Reauthorization of the 1965 Higher Education Act is where the federal government, colleges and universities, and accreditation periodically decide their relationship. The Act defines their respective roles when it comes to quality. Reauthorization is always important to accreditation. This time around, with the latest effort getting underway, reauthorization is a high-stakes moment.
Going back to the U.S. Department of Education's Spellings Commission in 2005-06, Congress and the executive branch have been devaluing accreditation as a reliable source of quality review. Yet, for years, the federal government relied on accreditation, a nongovernmental scrutiny of the quality of institutions and programs during which academic peers do a standards-based review to assure and improve the quality of colleges and universities. Accreditation had been treated as a respected partner in meeting the public policy goals of access and quality. This has given way to treating accrediting organizations as arms of the government, lacking in competence and needing constant scrutiny.
We have reached a point where federal involvement in judging quality is decisive about the academic functions of colleges and universities: curriculum, credit hours, transfer, online learning. Government is telling accreditors what counts as quality and directly managing accreditation's operation too. Will this reauthorization bring a ministry of education into our midst? This is indeed a high-stakes question.
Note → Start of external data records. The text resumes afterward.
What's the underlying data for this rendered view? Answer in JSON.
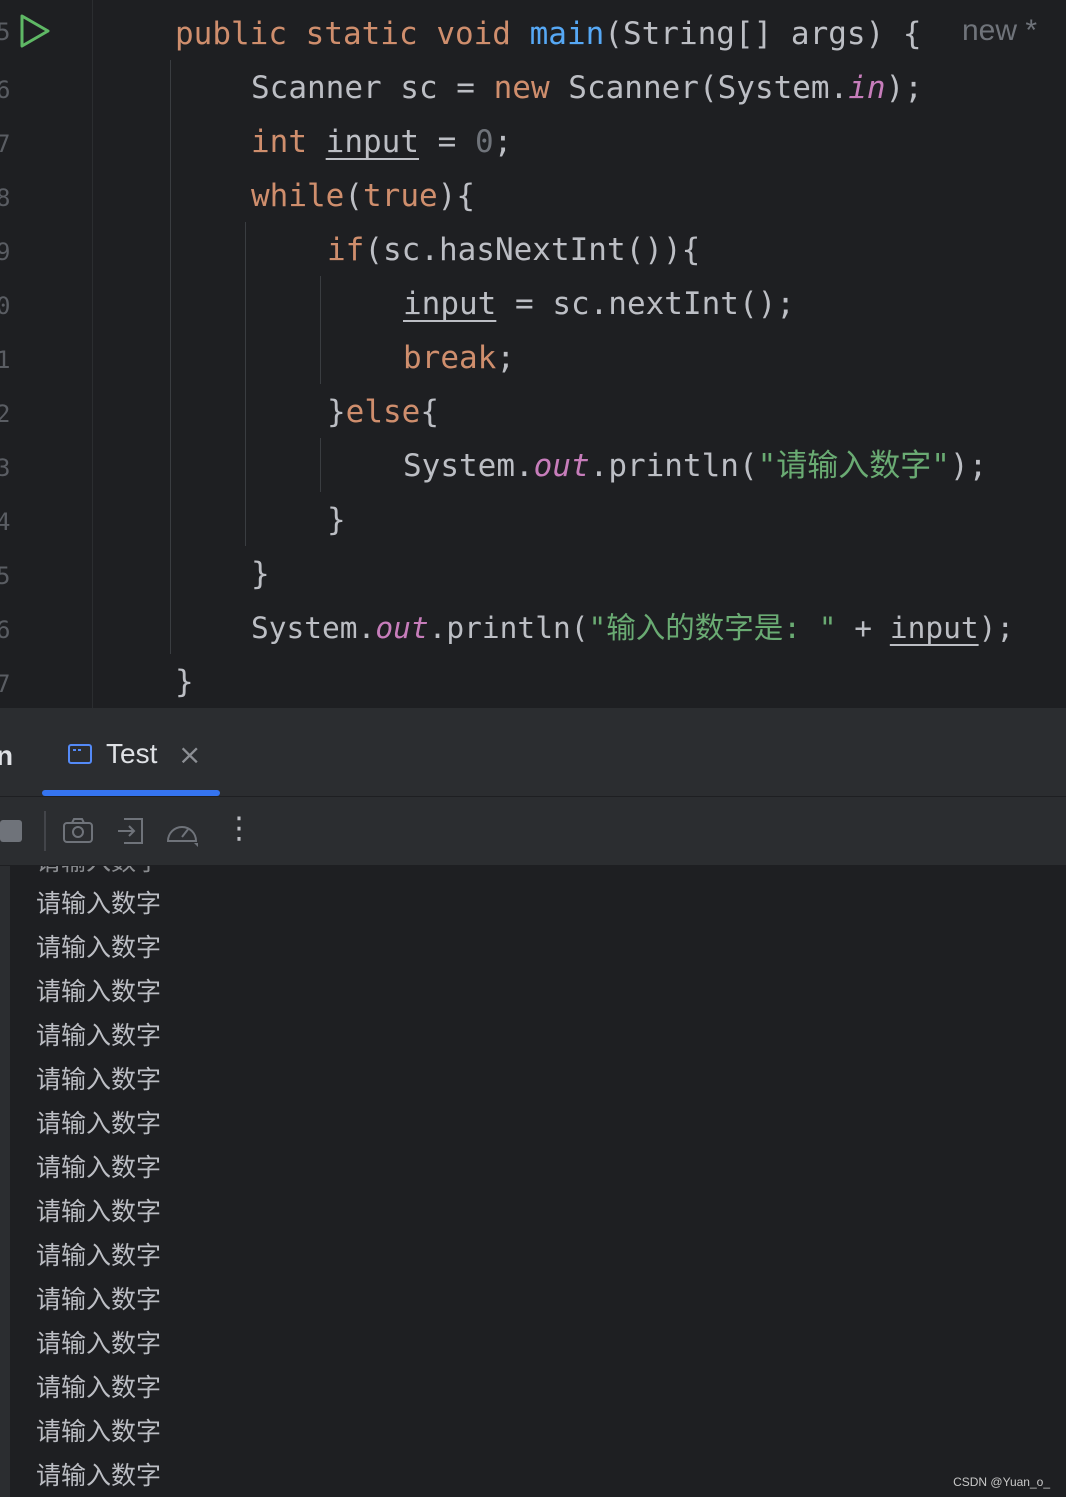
{
  "editor": {
    "line_numbers": [
      "5",
      "6",
      "7",
      "8",
      "9",
      "0",
      "1",
      "2",
      "3",
      "4",
      "5",
      "6",
      "7"
    ],
    "code": {
      "l1": {
        "kw1": "public",
        "kw2": "static",
        "kw3": "void",
        "name": "main",
        "rest": "(String[] args) {",
        "hint": "new *"
      },
      "l2": {
        "a": "Scanner sc = ",
        "kw": "new",
        "b": " Scanner(System.",
        "static": "in",
        "c": ");"
      },
      "l3": {
        "kw": "int",
        "var": "input",
        "b": " = ",
        "num": "0",
        "c": ";"
      },
      "l4": {
        "kw": "while",
        "a": "(",
        "kw2": "true",
        "b": "){"
      },
      "l5": {
        "kw": "if",
        "a": "(sc.hasNextInt()){"
      },
      "l6": {
        "var": "input",
        "a": " = sc.nextInt();"
      },
      "l7": {
        "kw": "break",
        "a": ";"
      },
      "l8": {
        "a": "}",
        "kw": "else",
        "b": "{"
      },
      "l9": {
        "a": "System.",
        "static": "out",
        "b": ".println(",
        "str": "\"请输入数字\"",
        "c": ");"
      },
      "l10": {
        "a": "}"
      },
      "l11": {
        "a": "}"
      },
      "l12": {
        "a": "System.",
        "static": "out",
        "b": ".println(",
        "str": "\"输入的数字是: \"",
        "c": " + ",
        "var": "input",
        "d": ");"
      },
      "l13": {
        "a": "}"
      }
    }
  },
  "run_panel": {
    "prev_tab_fragment": "n",
    "tab_label": "Test",
    "tab_close": "×",
    "toolbar_more": "⋮"
  },
  "console": {
    "lines": [
      "请输入数字",
      "请输入数字",
      "请输入数字",
      "请输入数字",
      "请输入数字",
      "请输入数字",
      "请输入数字",
      "请输入数字",
      "请输入数字",
      "请输入数字",
      "请输入数字",
      "请输入数字",
      "请输入数字",
      "请输入数字"
    ]
  },
  "watermark": "CSDN @Yuan_o_",
  "colors": {
    "background": "#1e1f22",
    "keyword": "#cf8e6d",
    "function": "#56a8f5",
    "string": "#6aab73",
    "static_field": "#c77dbb",
    "number": "#2aacb8",
    "accent": "#3574f0",
    "run_icon": "#5fb865"
  }
}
All of this does not bode well for the core values that make up the foundation of accreditation and are essential to the strength of higher education. These values -- peer review of quality, institutional autonomy and academic freedom -- cannot survive a government ministry. While they will likely not disappear, they will be diminished to the point where the practices associated with them no longer drive intellectual development and judgment of academic quality.
To better understand the high-stakes moment, we need only to listen to what lawmakers tell us they want from accreditation -- and are not getting. We need only to examine recent efforts at legislation and regulation affecting colleges, universities and accrediting organizations. While some lawmakers acknowledge that accreditation has some strength and value, these same officials move quickly to make explicit their criticisms and disappointment.
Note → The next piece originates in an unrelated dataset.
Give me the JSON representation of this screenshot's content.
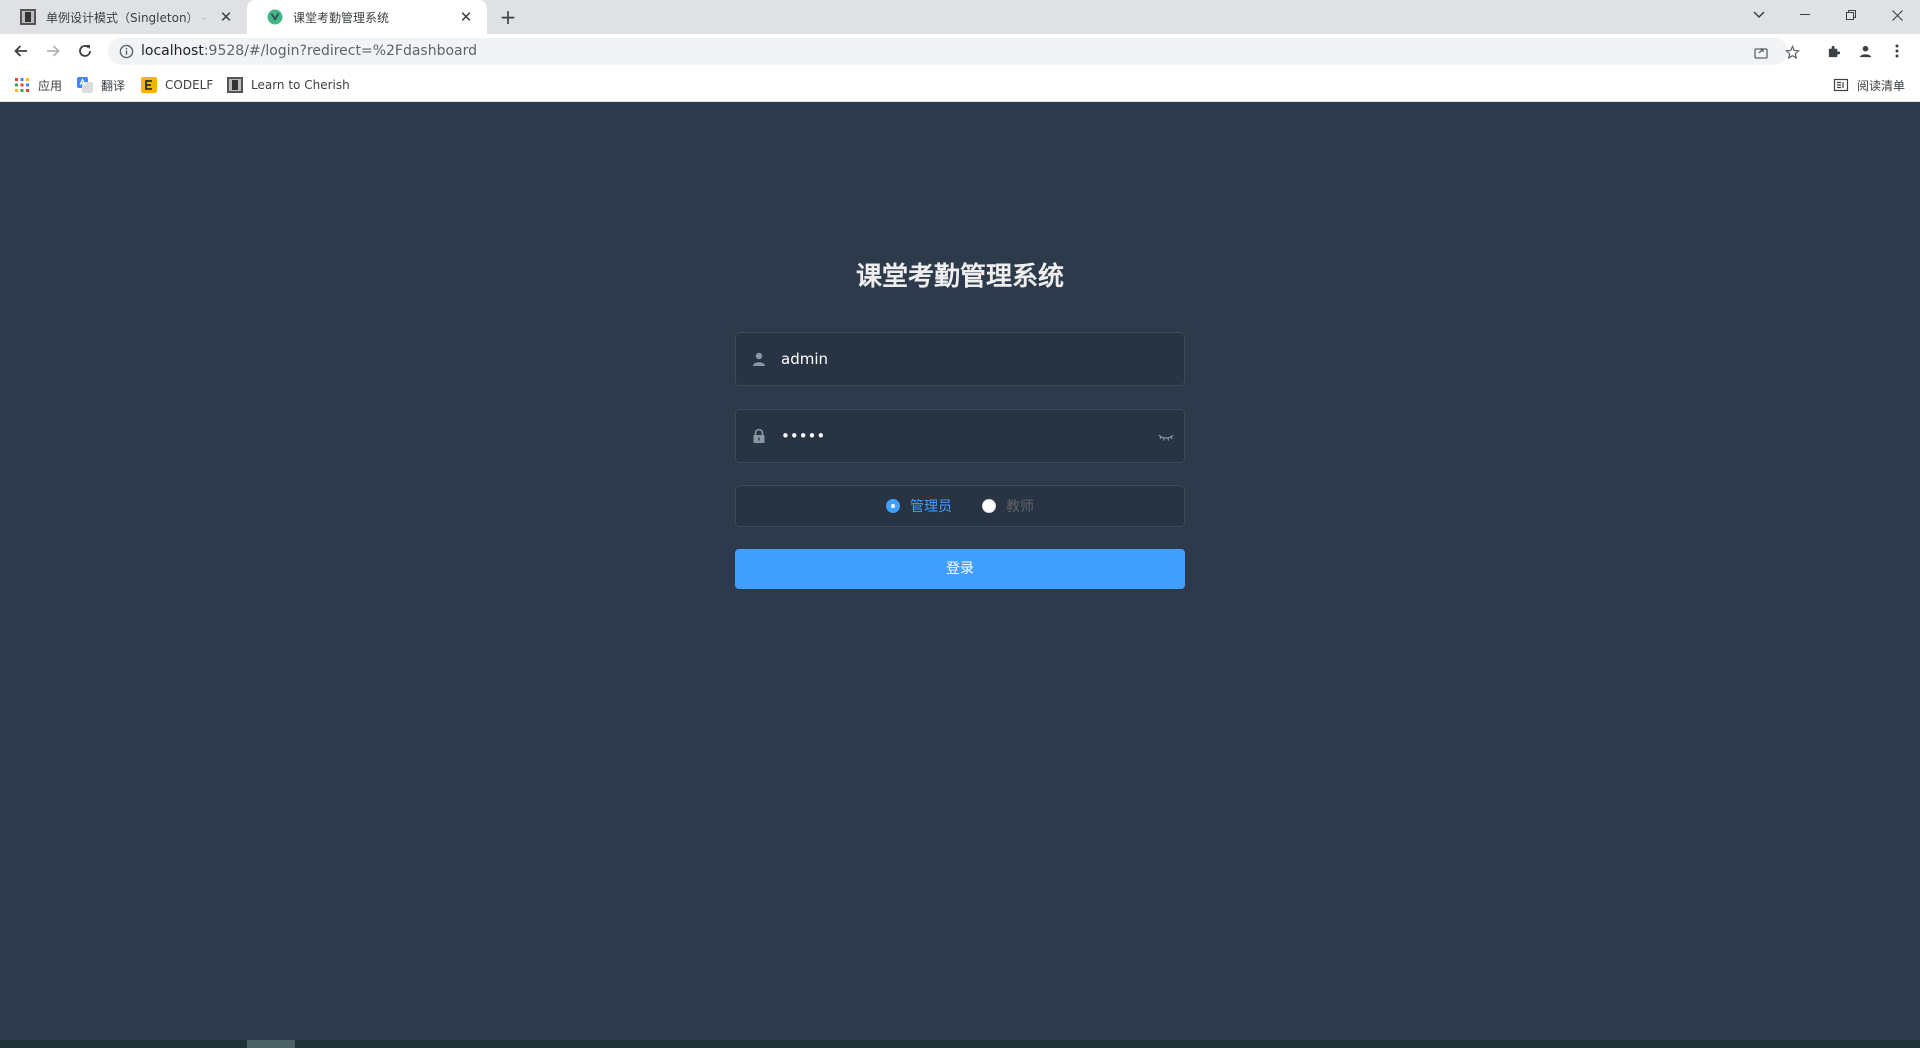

One lawmaker recently told me that accreditation is just plain weak when it comes to quality. Unless accreditors ramp up and provide more effective quality control, the process is just not adequate in today's world. Another lawmaker said that accreditation will become irrelevant and replaceable, perhaps by something like Angie's List -- unless accreditors step up to meet the needs of students and the market, making sure that students get the education they need. A third said that accreditation is discouraging new providers from coming into higher education because traditional institutions, the backbone of accreditation, do not want the competition. New entrants can gain accreditation, but at the price of looking more like what traditional institutions find acceptable. In other words, the more innovative a new provider is, the less likely it is to achieve accreditation.
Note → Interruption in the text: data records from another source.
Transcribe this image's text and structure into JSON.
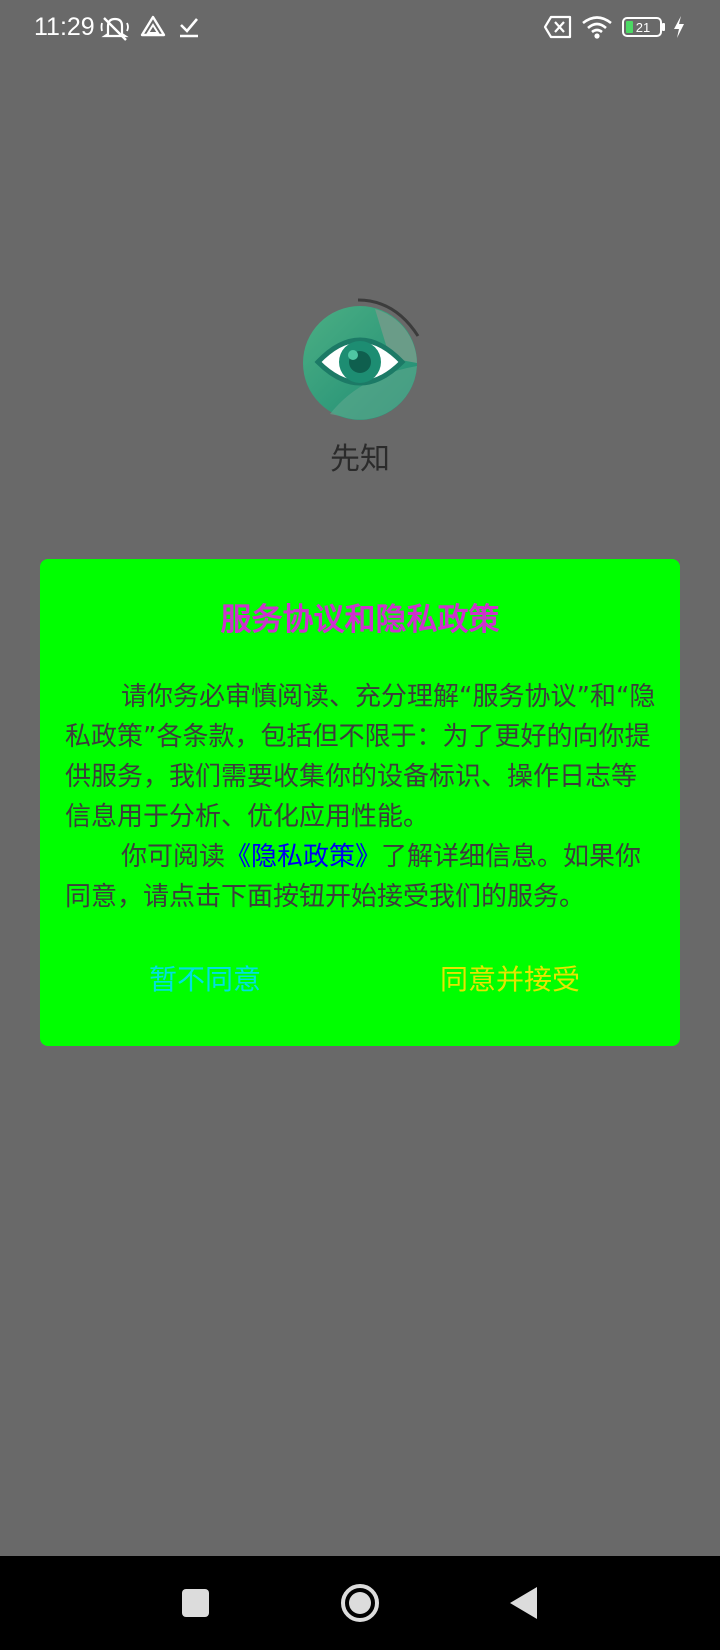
{
  "status_bar": {
    "time": "11:29",
    "battery": "21",
    "icons": [
      "mute-bell-icon",
      "drive-icon",
      "download-done-icon",
      "sim-off-icon",
      "wifi-icon",
      "battery-icon",
      "charging-icon"
    ]
  },
  "app": {
    "name": "先知",
    "logo_icon": "eye-logo-icon"
  },
  "dialog": {
    "title": "服务协议和隐私政策",
    "paragraph1": "请你务必审慎阅读、充分理解“服务协议”和“隐私政策”各条款，包括但不限于：为了更好的向你提供服务，我们需要收集你的设备标识、操作日志等信息用于分析、优化应用性能。",
    "paragraph2_before": "你可阅读",
    "privacy_link": "《隐私政策》",
    "paragraph2_after": "了解详细信息。如果你同意，请点击下面按钮开始接受我们的服务。",
    "disagree_label": "暂不同意",
    "agree_label": "同意并接受"
  },
  "nav_bar": {
    "buttons": [
      "recents-square-icon",
      "home-circle-icon",
      "back-triangle-icon"
    ]
  },
  "colors": {
    "background": "#696969",
    "dialog_background": "#00ff00",
    "title": "#cc33cc",
    "link": "#0000ee",
    "disagree": "#00e0e0",
    "agree": "#e5e500"
  }
}
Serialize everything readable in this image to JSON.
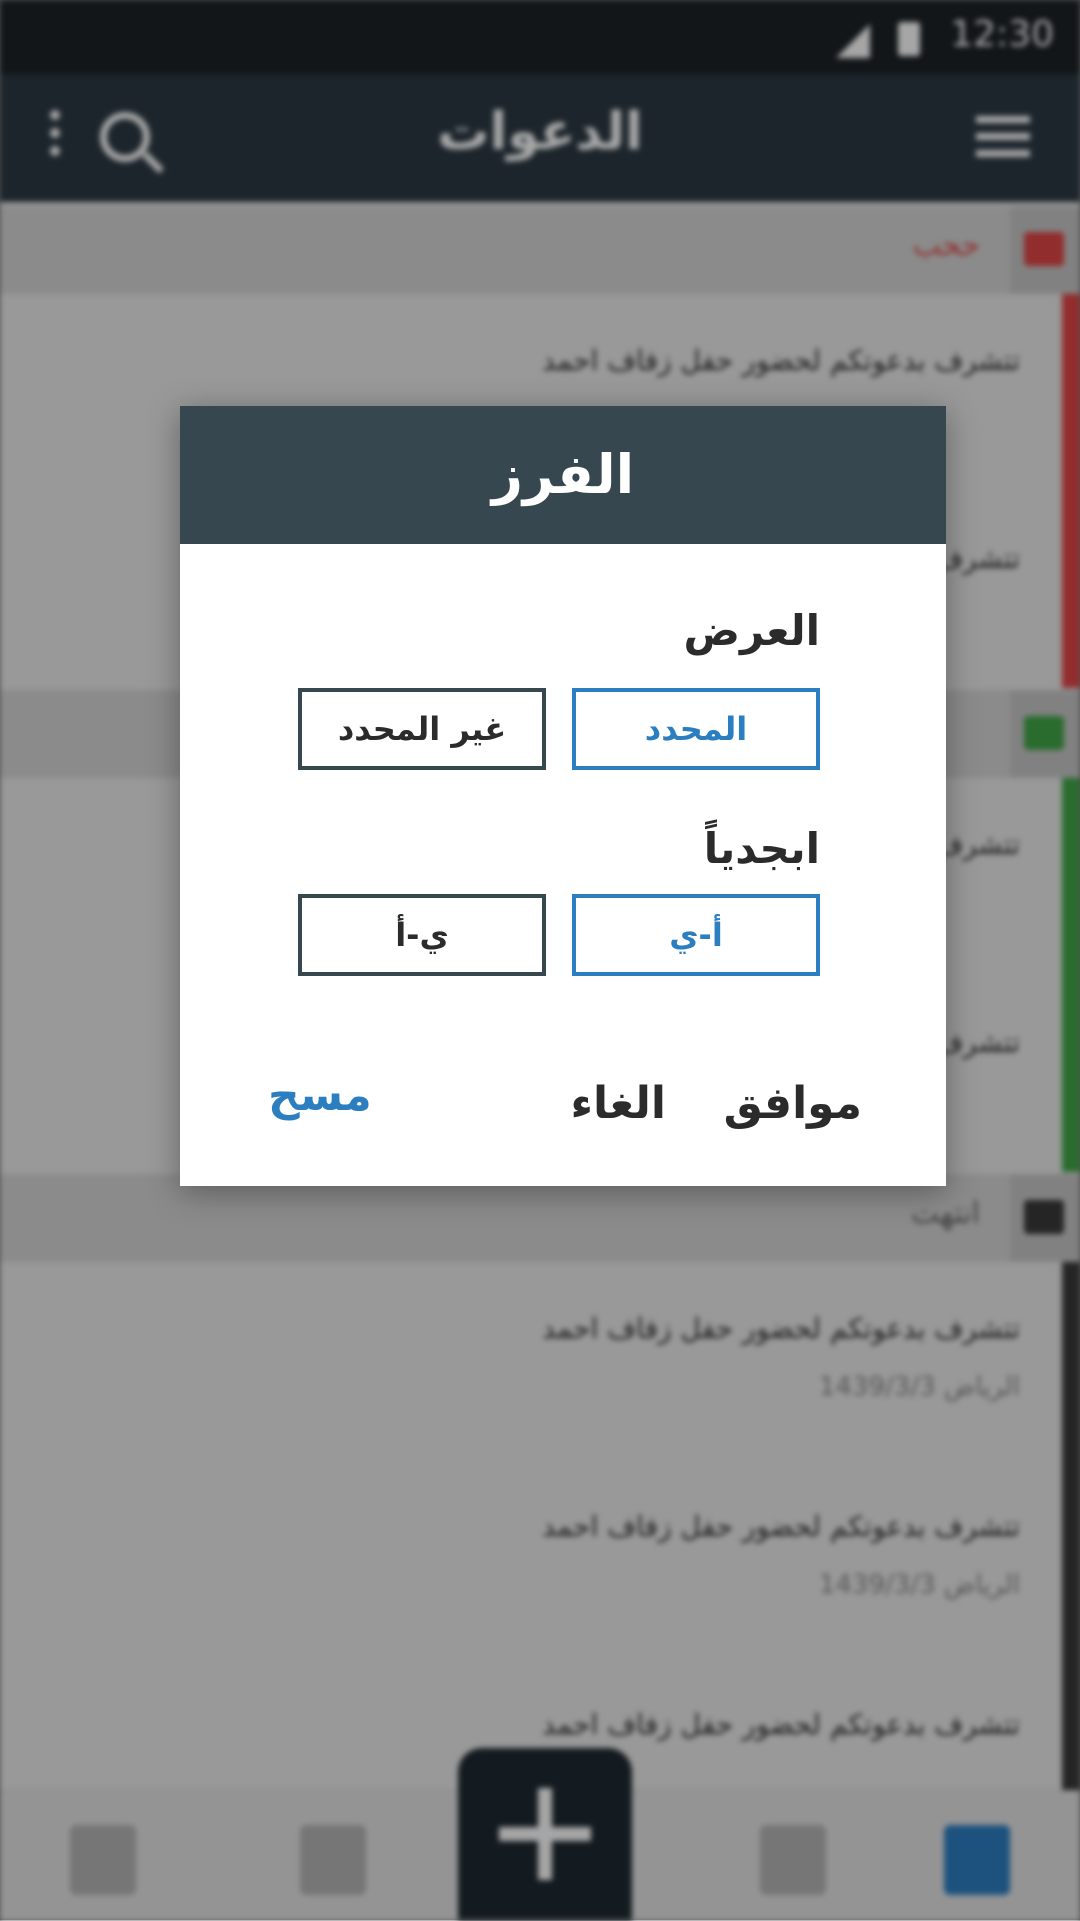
{
  "status_bar": {
    "time": "12:30"
  },
  "app_bar": {
    "title": "الدعوات"
  },
  "background_sections": [
    {
      "label": "ححب",
      "color": "#e04646"
    },
    {
      "label": "",
      "color": "#41a547"
    },
    {
      "label": "انتهت",
      "color": "#3a3a3a"
    }
  ],
  "background_items": [
    {
      "title": "تتشرف بدعوتكم لحضور حفل زفاف احمد",
      "meta": ""
    },
    {
      "title": "تتشرف بدعوتكم لحضور حفل زفاف احمد",
      "meta": ""
    },
    {
      "title": "تتشرف بدعوتكم لحضور حفل زفاف احمد",
      "meta": ""
    },
    {
      "title": "تتشرف بدعوتكم لحضور حفل زفاف احمد",
      "meta": ""
    },
    {
      "title": "تتشرف بدعوتكم لحضور حفل زفاف احمد",
      "meta": "1439/3/3   الرياض"
    },
    {
      "title": "تتشرف بدعوتكم لحضور حفل زفاف احمد",
      "meta": "1439/3/3   الرياض"
    },
    {
      "title": "تتشرف بدعوتكم لحضور حفل زفاف احمد",
      "meta": ""
    }
  ],
  "dialog": {
    "title": "الفرز",
    "display_label": "العرض",
    "display_options": [
      "المحدد",
      "غير المحدد"
    ],
    "display_selected": "المحدد",
    "alpha_label": "ابجدياً",
    "alpha_options": [
      "أ-ي",
      "ي-أ"
    ],
    "alpha_selected": "أ-ي",
    "ok_label": "موافق",
    "cancel_label": "الغاء",
    "clear_label": "مسح"
  },
  "colors": {
    "accent": "#2b7fc1",
    "header": "#37474f",
    "app_bar": "#2c3a44"
  }
}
Lawmakers are impatient. Already, even before we have a reauthorization bill, other legislative efforts and initiatives are in play. The president's college-ratings system, a federal effort to categorize institutions based on their performance, would decide what academic quality is. Bills have been introduced that give government authority to establish minimum accountability standards; expand state control over accreditation; establish a central database of information on accreditation; provide additional oversight of the for-profit sector, including extensive reporting requirements for student achievement; and require states to create articulation agreements, including a common core for lower-division work, common course number and guaranteed transfer of some associate degrees.
What accreditation plans to do at this high-stakes moment -- the political or policy moves -- will eventually emerge. One thing about this reauthorization is clear right now. Accreditors and institutions need to do everything they can to sustain peer review, institutional autonomy and academic freedom. Reauthorization is an opportunity to make a powerful case for the importance of these values. Absent such action, colleges and universities stand to lose a great deal. Students and society will be shortchanged. The rich and vibrant tradition of intellectual development that has characterized higher education will be diminished.